Disapproving of white urban liberals can be a career for right-leaning sociologists. A decade or two ago, their story was that the American future lay in fast-growing exurban counties, with their cheap land and virtuous Republican voters.
Now that many American cities have become the hot place for jobs and ambitions, the story has to be rewritten.
"Are cities without children sustainable?" ask Joel Kotkin and Ali Modarres in the culturally conservative City Journal, a national urban policy magazine.
The answer is easy: Of course they are. Children don't sustain cities. Adults sustain cities -- and suburbs and farms.
The article -- "The Childless City: It's hip, it's entertaining -- but where are the families?" -- includes a photo of an orgiastic party at a New York City nightclub, attended by the casts of "The Real World" and "Jersey Shore." Right, as if nobody's getting up at 6 a.m. to put in a long day at the office.
One doesn't have to read too deeply into such articles to find the agenda. They portray urban liberals -- obsessing on the white ones -- as immature, anti-child and self-celebrating. This offers the balm of moral superiority for conservatives vexed to see so many Americans finding economic success amid a progressive worldview.
The city has become an entertainment machine, say the authors, "a system built for the newly liberated individual."
I have no problem with newly liberated individuals, as long as they pay their taxes. Their mode of recreation is their business. More to the point, these newly liberated individuals are hardly an invention of the city's new "self-celebrating" creative class. Holly Golightly was a creature of the 1940s. There were no children and there was much partying in "Breakfast at Tiffany's."
A point of concern for meddling cultural conservatives with degrees in social engineering is falling fertility rates. This trend has visited nearly every corner of the Earth, but Kotkin and Modarres find it especially troubling in our largest, densest urban areas.
They no longer provide the things "families need," such as more housing space. Of course, large houses with spacious backyards are hard to find, much less afford, in the big city. Why would you expect them in urban America any more than you'd expect palm trees in Minneapolis?
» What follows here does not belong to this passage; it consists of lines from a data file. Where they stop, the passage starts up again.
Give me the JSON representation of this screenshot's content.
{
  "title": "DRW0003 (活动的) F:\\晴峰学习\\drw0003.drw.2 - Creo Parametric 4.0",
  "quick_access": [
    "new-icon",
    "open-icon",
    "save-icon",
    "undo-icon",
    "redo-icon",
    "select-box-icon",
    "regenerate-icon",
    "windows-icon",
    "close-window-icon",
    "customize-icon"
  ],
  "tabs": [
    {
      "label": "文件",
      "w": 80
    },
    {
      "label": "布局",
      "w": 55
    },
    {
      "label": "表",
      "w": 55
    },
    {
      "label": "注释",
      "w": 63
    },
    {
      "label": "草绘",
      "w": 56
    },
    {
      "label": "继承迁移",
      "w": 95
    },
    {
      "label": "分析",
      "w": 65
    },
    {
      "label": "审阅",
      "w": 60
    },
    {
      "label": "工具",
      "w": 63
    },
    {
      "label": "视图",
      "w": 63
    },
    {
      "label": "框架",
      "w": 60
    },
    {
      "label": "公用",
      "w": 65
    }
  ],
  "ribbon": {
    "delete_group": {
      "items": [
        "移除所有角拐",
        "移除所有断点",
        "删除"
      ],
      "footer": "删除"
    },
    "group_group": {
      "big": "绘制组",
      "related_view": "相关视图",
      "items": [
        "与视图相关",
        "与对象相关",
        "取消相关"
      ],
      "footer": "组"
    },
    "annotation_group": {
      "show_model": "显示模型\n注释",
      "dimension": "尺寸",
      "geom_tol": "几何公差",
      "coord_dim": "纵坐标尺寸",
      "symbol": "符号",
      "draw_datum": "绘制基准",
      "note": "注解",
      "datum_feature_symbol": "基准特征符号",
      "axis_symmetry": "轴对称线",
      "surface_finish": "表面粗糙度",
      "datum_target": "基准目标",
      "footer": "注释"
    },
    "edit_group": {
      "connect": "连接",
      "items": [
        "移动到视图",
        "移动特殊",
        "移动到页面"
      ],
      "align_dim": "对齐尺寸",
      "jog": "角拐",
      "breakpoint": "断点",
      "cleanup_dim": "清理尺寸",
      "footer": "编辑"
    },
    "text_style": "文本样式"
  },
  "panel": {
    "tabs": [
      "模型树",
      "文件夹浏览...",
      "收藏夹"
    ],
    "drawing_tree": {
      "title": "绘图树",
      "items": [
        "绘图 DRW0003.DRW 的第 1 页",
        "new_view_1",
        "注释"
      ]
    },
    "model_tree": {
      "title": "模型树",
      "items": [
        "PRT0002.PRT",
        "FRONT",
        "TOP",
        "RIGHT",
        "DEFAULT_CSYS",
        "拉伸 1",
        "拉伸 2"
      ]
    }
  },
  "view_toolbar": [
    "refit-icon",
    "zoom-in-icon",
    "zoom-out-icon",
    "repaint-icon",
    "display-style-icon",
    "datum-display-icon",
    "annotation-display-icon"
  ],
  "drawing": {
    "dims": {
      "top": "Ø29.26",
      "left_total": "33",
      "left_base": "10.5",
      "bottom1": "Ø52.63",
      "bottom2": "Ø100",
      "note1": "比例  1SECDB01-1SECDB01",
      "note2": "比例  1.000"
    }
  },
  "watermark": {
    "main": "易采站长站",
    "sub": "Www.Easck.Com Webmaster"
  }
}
One might also question the "need" for more square footage, a hangover from the McMansion era, as well as the land obsession.
It's time to mention the law of supply and demand. A lot of people want to live in Manhattan and Brooklyn, which is why real estate is expensive there. The amount of land can't grow.
Housing is much cheaper in the big and also culturally rich Texas cities -- Dallas, San Antonio, Houston, Austin -- largely because they are surrounded by big open country. (They, too, have growing hipster neighborhoods dominated by unmarried and/or childless fun-lovers.)
The biggest flaw in "The Childless City" is that it's not true. The number of white married couples with children younger than 6 in New York City has risen 11 percent over the past decade. The biggest increases came in the gentrifying neighborhoods of Brooklyn and Manhattan.
Kotkin and Modarres should be sentenced to standing in the middle of a Broadway sidewalk on the Upper West Side, as the baby carriages plow their way to the farmers market. Hic sunt liberals, as the Romans would have put it. Here be liberals.
Self-celebrating? Perhaps. But also reproducing. That could be bad news for conservatives, who often associate place of birth with future political leanings.
But no news need be really bad when you can make your own.
Froma Harrop is a syndicated columnist. She can be reached at email@example.com.